Data about app and page elements
*** Block opens ***

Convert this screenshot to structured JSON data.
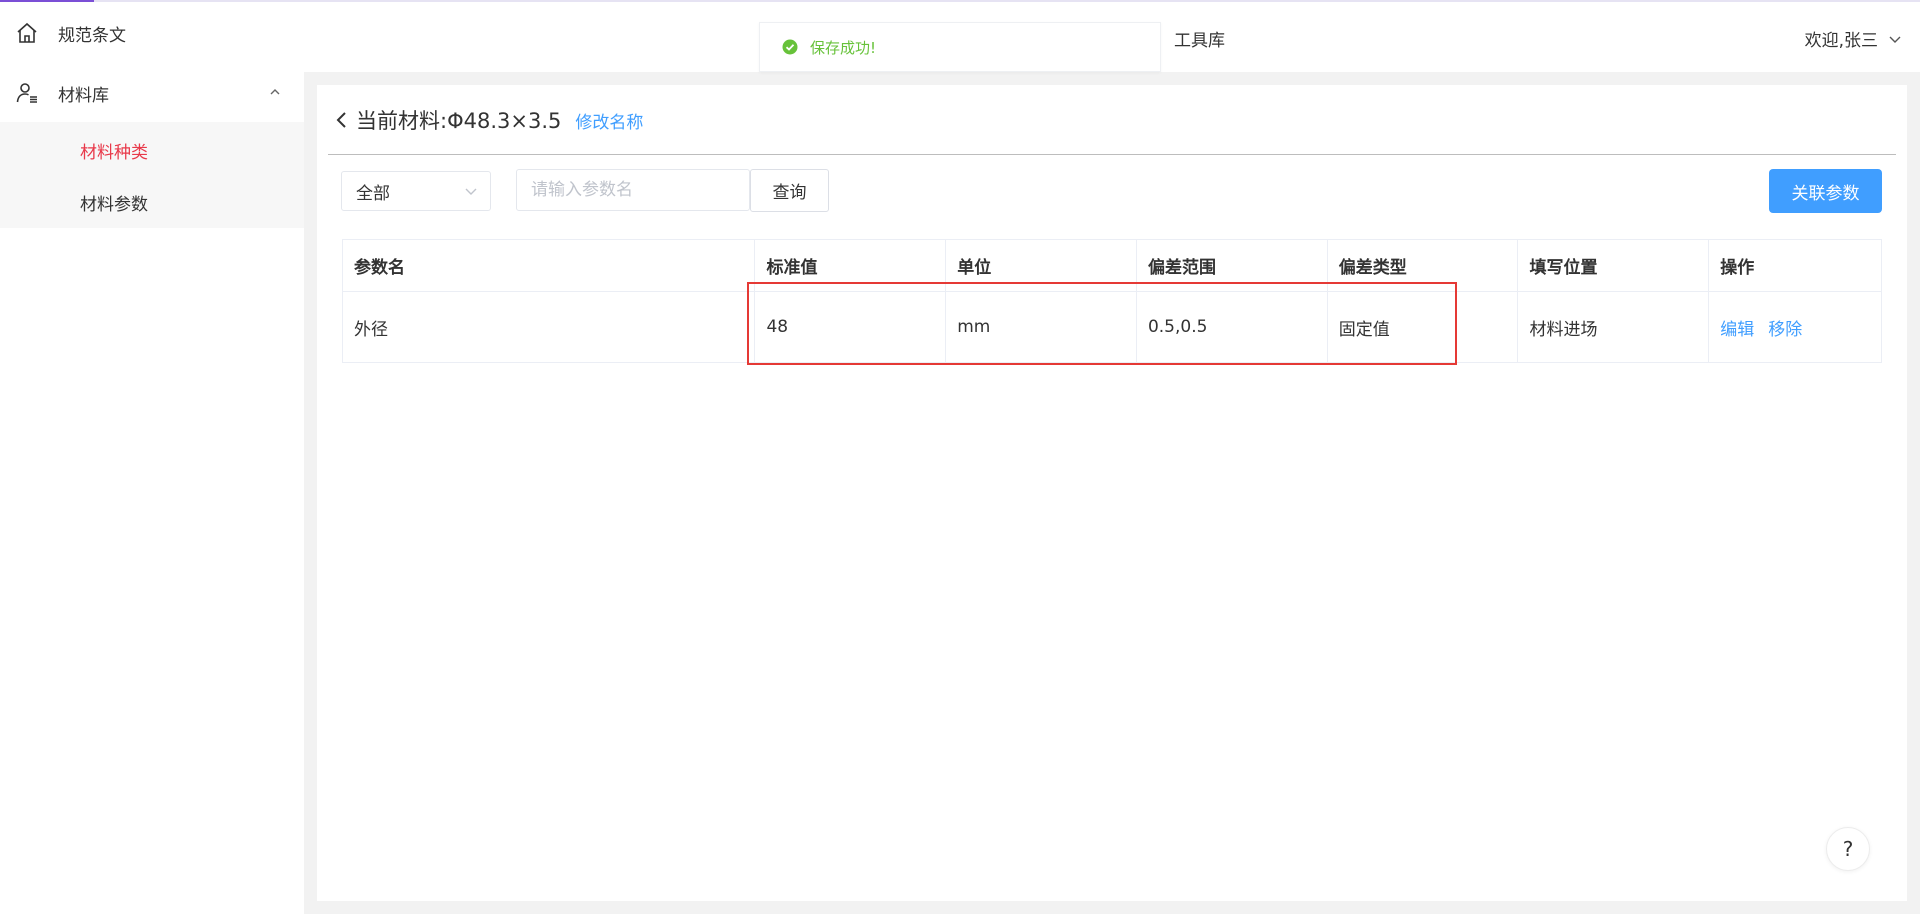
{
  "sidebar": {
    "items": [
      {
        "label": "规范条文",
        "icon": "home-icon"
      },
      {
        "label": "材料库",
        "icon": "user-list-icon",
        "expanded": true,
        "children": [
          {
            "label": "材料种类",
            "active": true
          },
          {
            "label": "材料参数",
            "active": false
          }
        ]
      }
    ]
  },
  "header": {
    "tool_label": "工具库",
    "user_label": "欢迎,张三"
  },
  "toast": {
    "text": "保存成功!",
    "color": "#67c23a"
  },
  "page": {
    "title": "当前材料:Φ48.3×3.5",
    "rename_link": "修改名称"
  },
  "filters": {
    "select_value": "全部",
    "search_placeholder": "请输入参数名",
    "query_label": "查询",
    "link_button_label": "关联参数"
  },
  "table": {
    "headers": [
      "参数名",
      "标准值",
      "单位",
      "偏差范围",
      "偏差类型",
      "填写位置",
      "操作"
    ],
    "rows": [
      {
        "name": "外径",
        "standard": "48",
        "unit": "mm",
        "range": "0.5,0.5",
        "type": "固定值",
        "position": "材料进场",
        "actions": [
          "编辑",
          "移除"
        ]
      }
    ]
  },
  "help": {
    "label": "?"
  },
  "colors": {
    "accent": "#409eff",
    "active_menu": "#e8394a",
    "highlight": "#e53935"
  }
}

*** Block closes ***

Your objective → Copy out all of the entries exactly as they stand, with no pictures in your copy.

Your solution →
Convert this screenshot to structured JSON data.
{
  "sidebar": {
    "items": [
      {
        "label": "规范条文",
        "icon": "home-icon"
      },
      {
        "label": "材料库",
        "icon": "user-list-icon",
        "expanded": true,
        "children": [
          {
            "label": "材料种类",
            "active": true
          },
          {
            "label": "材料参数",
            "active": false
          }
        ]
      }
    ]
  },
  "header": {
    "tool_label": "工具库",
    "user_label": "欢迎,张三"
  },
  "toast": {
    "text": "保存成功!",
    "color": "#67c23a"
  },
  "page": {
    "title": "当前材料:Φ48.3×3.5",
    "rename_link": "修改名称"
  },
  "filters": {
    "select_value": "全部",
    "search_placeholder": "请输入参数名",
    "query_label": "查询",
    "link_button_label": "关联参数"
  },
  "table": {
    "headers": [
      "参数名",
      "标准值",
      "单位",
      "偏差范围",
      "偏差类型",
      "填写位置",
      "操作"
    ],
    "rows": [
      {
        "name": "外径",
        "standard": "48",
        "unit": "mm",
        "range": "0.5,0.5",
        "type": "固定值",
        "position": "材料进场",
        "actions": [
          "编辑",
          "移除"
        ]
      }
    ]
  },
  "help": {
    "label": "?"
  },
  "colors": {
    "accent": "#409eff",
    "active_menu": "#e8394a",
    "highlight": "#e53935"
  }
}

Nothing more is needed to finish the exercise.